In all cases, the biblical narrative is the key. (For example, the narrative confirms that Shem, Ham, and Japheth and Abraham, Nahor, and Haran were not triplets.) It requires scholars to acknowledge that the meaning of yālad need not literally mean “begot” or “became the father of.”
Biblical date-setters make a logical error, which serves as an example of an “argument from ignorance”: that something that has not been proven false is presumed to be true. They assume that yālad implies a parent-child relationship and records a precise date of birth unless the narrative proves otherwise. But the wide range of meanings for yālad makes this argument invalid. It is logically unsupportable to assume the word literally means “begot” or “became the father of” unless there is a confirming narrative. Without a confirming narrative, the word might have a much more general genealogical implication.
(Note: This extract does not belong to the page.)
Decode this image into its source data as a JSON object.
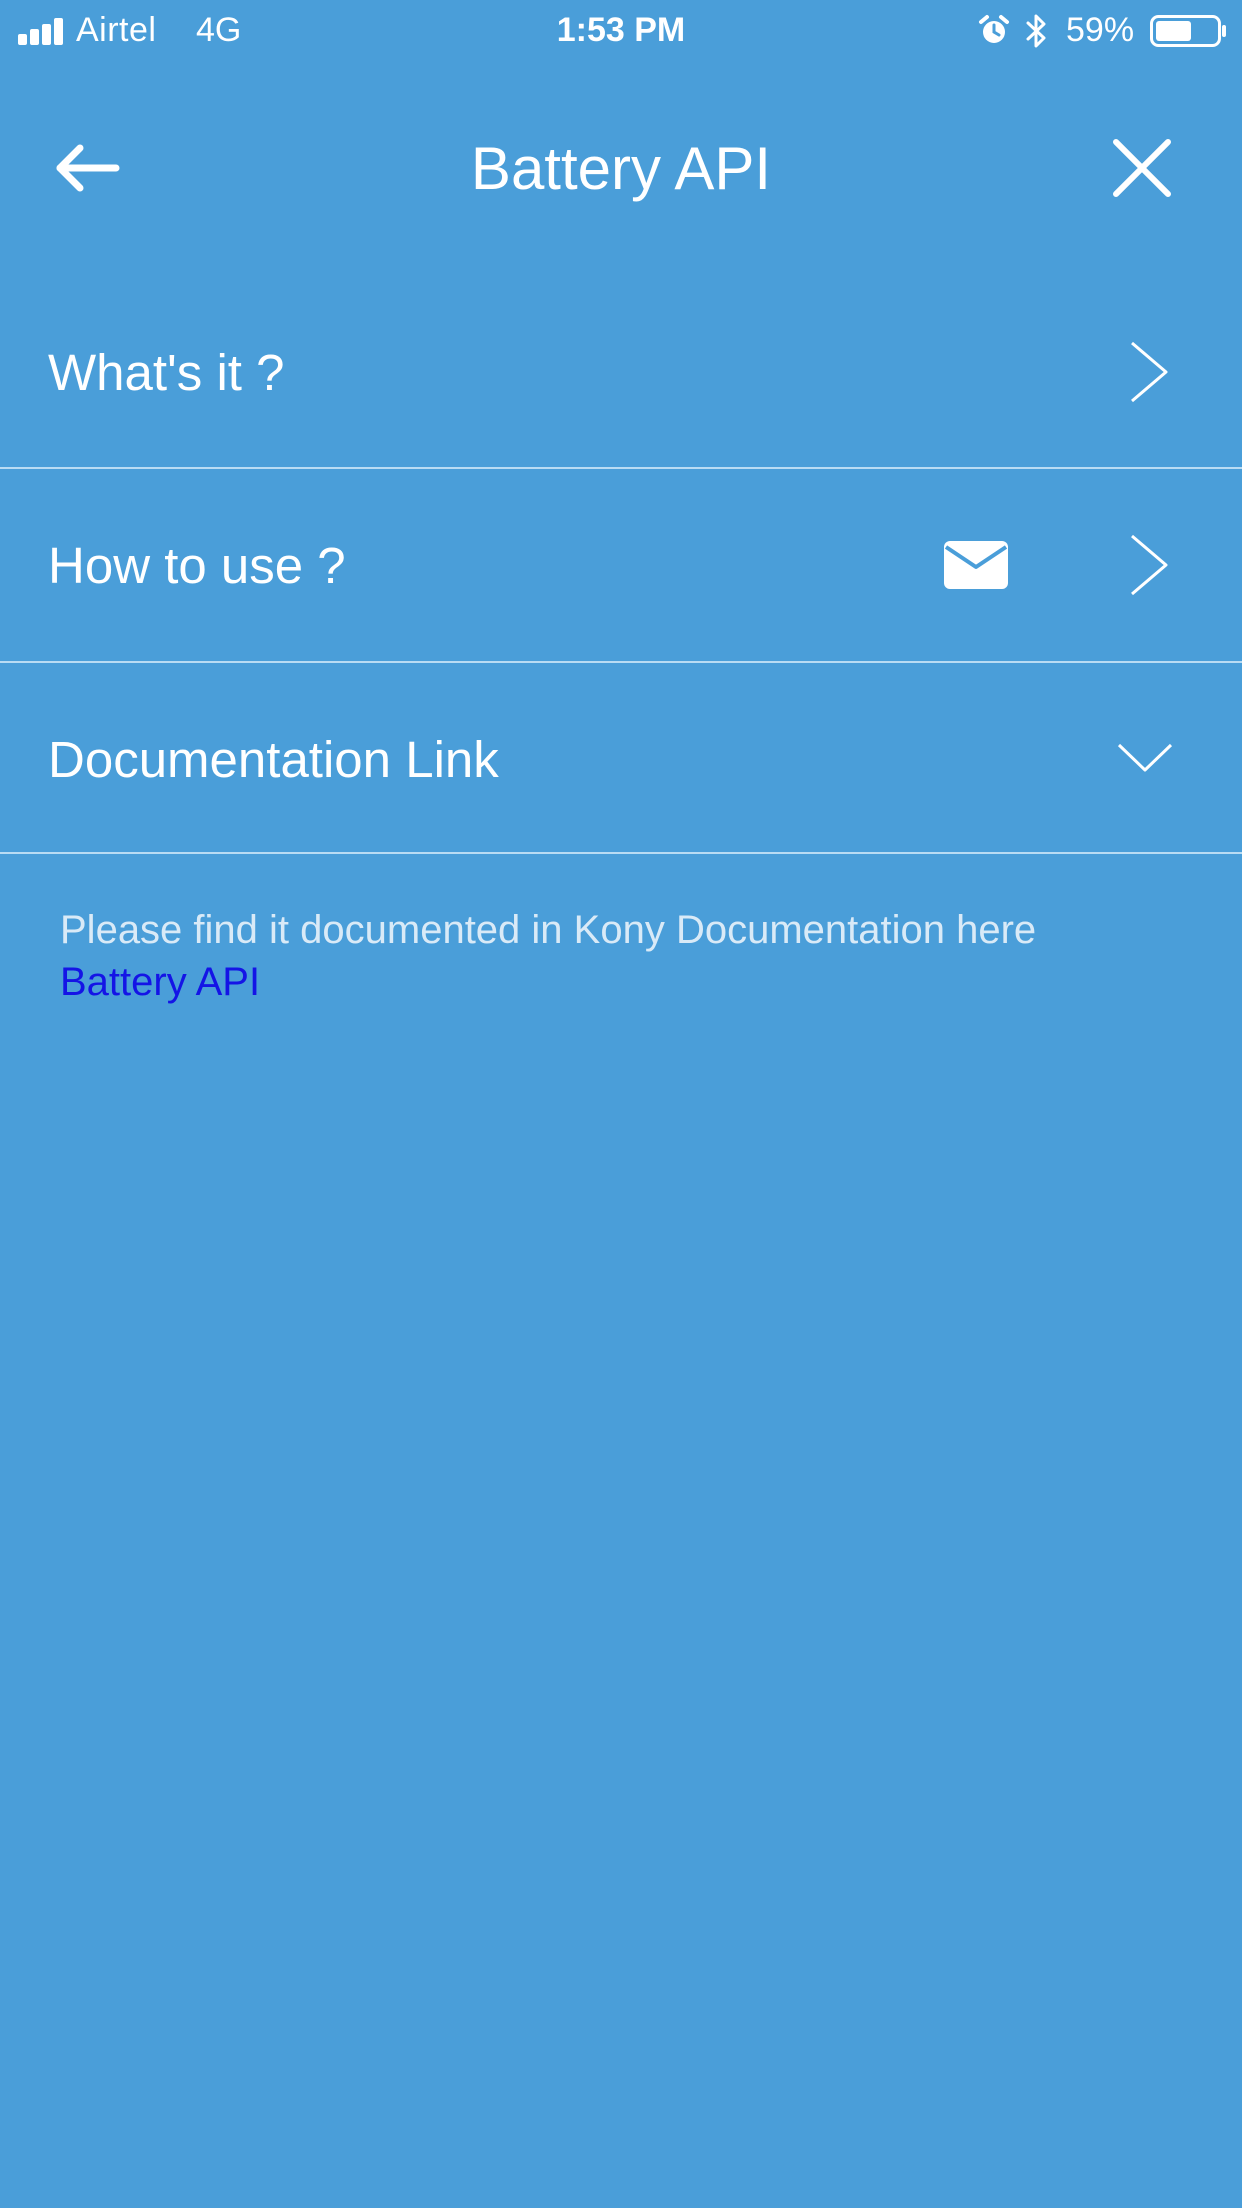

Furthermore, the ambiguities identified in the stories of Moses, Noah’s sons, and Abraham seem to make an important and critical point. Since the imprecision of biblical Hebrew creates ambiguities about patriarchs about whom so much is known, how can anyone logically infer precise information about patriarchs for whom so little is known?
Hugh Henry, PhD
Dr. Hugh Henry received his PhD in Physics from the University of Virginia in 1971, retired after 26 years at Varian Medical Systems, and currently serves as a lecturer in physics at Northern Kentucky University in Highland Heights, KY.
Daniel J. Dyke, MDiv, MTh
Mr. Daniel J. Dyke received his Master of Theology from Princeton Theological Seminary 1981 and currently serves as professor of Old Testament at Cincinnati Christian University in Cincinnati, OH.
Part 1 | Part 2 | Part 3 | Part 4 | Part 5